||Born in 1975 in Minden, Westphalia, Martin Schmeding studied church music, music education, recorder and organ (soloist diploma in both instruments), choir and orchestra conducting, harpsichord, and music theory in Hannover, Amsterdam and Düsseldorf. Through his teachers Ulrich Bremsteller, Lajos Rovatkay, Dr. Hans van Nieuwkoop, Jacques van Oortmerssen and Jean Boyer he is part of the important German organ tradition of Karl Straube, Günther Ramin and Helmut Walcha, as well as of the French tradition and the Dutch historical organ movement. During his studies, he received a scholarship from the fund of the German people, the oldest and most important foundation of the German state.
After receiving eight first prizes in the federal competition for young musicians, he was a prizewinner in many competitions, among them the Mendelssohn Bartholdy in Berlin, the Pachelbel in Nuremberg, the Ritter in Magdeburg, the Böhm in Lüneburg, the Competition of the German music universities in Hannover/Mannheim, the German music competition in Berlin/Bonn, the European competition for young organists in Ljubljana/Slovenia, and the Musica antiqua in Bruges/Belgium.

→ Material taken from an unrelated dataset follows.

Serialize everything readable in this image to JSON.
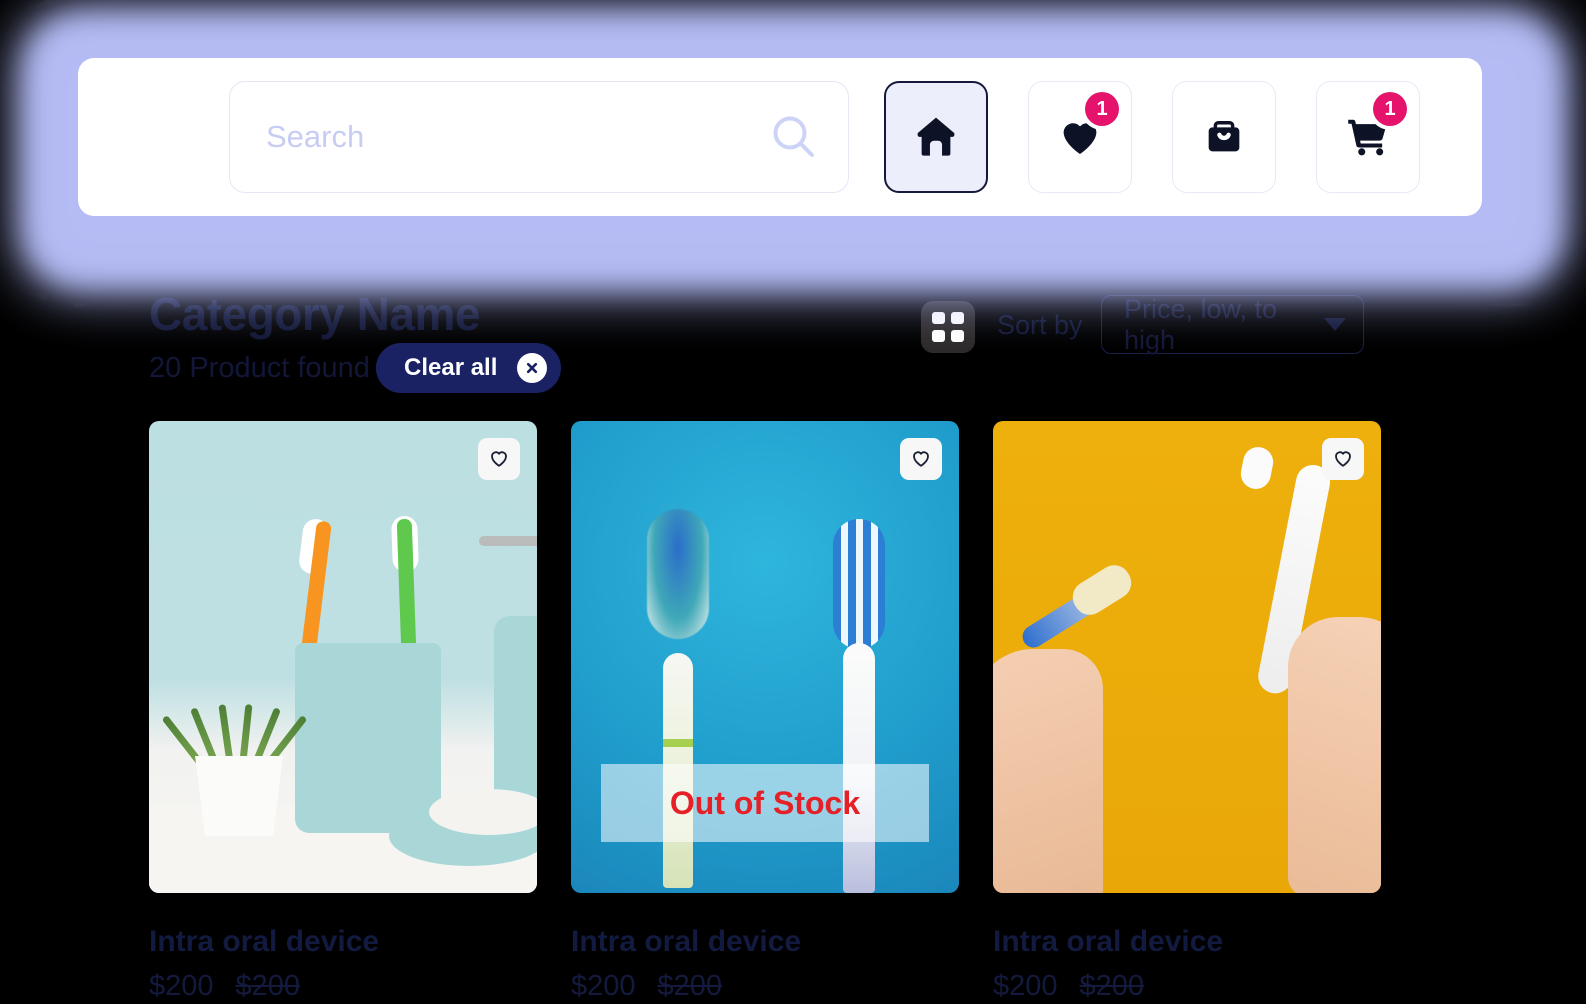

He was a finalist in the ARD competition in Munich in 1999. In addition, he has received many grants and scholarships. In 1999, he was awarded the cultural grant from the state of Lower Saxony.
Martin Schmeding was choir director and organist of the Nazareth Church in Hanover from 1997 until 1999. Between 1999 and 2004 he worked in two of the most important places of church music in Germany: In 1999 he was appointed as the successor of KMD Prof. Oskar Gottlieb Blarr at the Neander Church in Düsseldorf. As titular organist at the Kreuzkirche in Dresden, a place with a more than 700 year old tradition of church music, Martin Schmeding worked from 2002 until 2004.
After holding teaching posts in Hannover, Leipzig, Weimar, and Dresden, he has taught as professor of organ at the University of Music in Freiburg as the successor of Prof. Zsigmond Szathmáry since autumn 2004, where he is also the chair of the church-music and organ department. His students from all over the world are prize-winners of well renowned international competitions, e.g. the Bach Wettbewerb Leipzig, ARD competition Munich, Pachelbel competition Nuremberg, Tokyo-Musashino organ competition, Buxtehude competition Lubeck, Bach competition Wiesbaden, Schmidt competition Kitzbuhel, to name only a few. Many of them work as organists and organ teachers in important places.
Martin Schmeding has made numerous radio and CD recordings, among them the complete organ music of F. Schmidt, J. Brahms, F. Mendelssohn Bartholdy, as well as the first recordings on a period instrument of the complete music for pedal piano by Robert Schumann and of the organ version of the Goldberg Variations by J. S. Bach on a baroque instrument.
He has written for many publications and has given concerts as a soloist, chamber musician and with orchestras all over the world, including at important festivals such as the Bach-Fest in Leipzig, the Bachwochen Thuringen, the Chamber-Music Platform in Brunswick, the Organ Days in Merseburg, the Music Days of Lower Saxony, the Mecklenburg-Vorpommern Festival, and the Schleswig-Holstein Festival.
Martin Schmeding is also active as a guest-lecturer at master-classes at home and elsewhere, publishes articles and music editions for important magazines and publishers, e.g. Schott, Carus, Herder and Butz. Engagements as a juror at competitions (e.g. Pachelbel competition Nuremberg, Silbermann competition Freiberg, Ritter competition Magdeburg), conductor and composer complete his artistic career.
In 2009, he was awarded the Prize of the German Record Critics, in 2010 he got one of the most important European music prizes, the Echo Classic Instrumentalist of the Year-Award for Joh. Seb. Bach, Goldberg Variations (Organ Version).
Reviews of his concerts and recordings are enthusiastic, speaking of his performances as "breathtakingly virtuosic and full of genuine life" (The Organ/GB). "Martin Schmeding's playing is superlatively good – good enough to allow you to forget there is someone working the instrument" (MusicWeb International).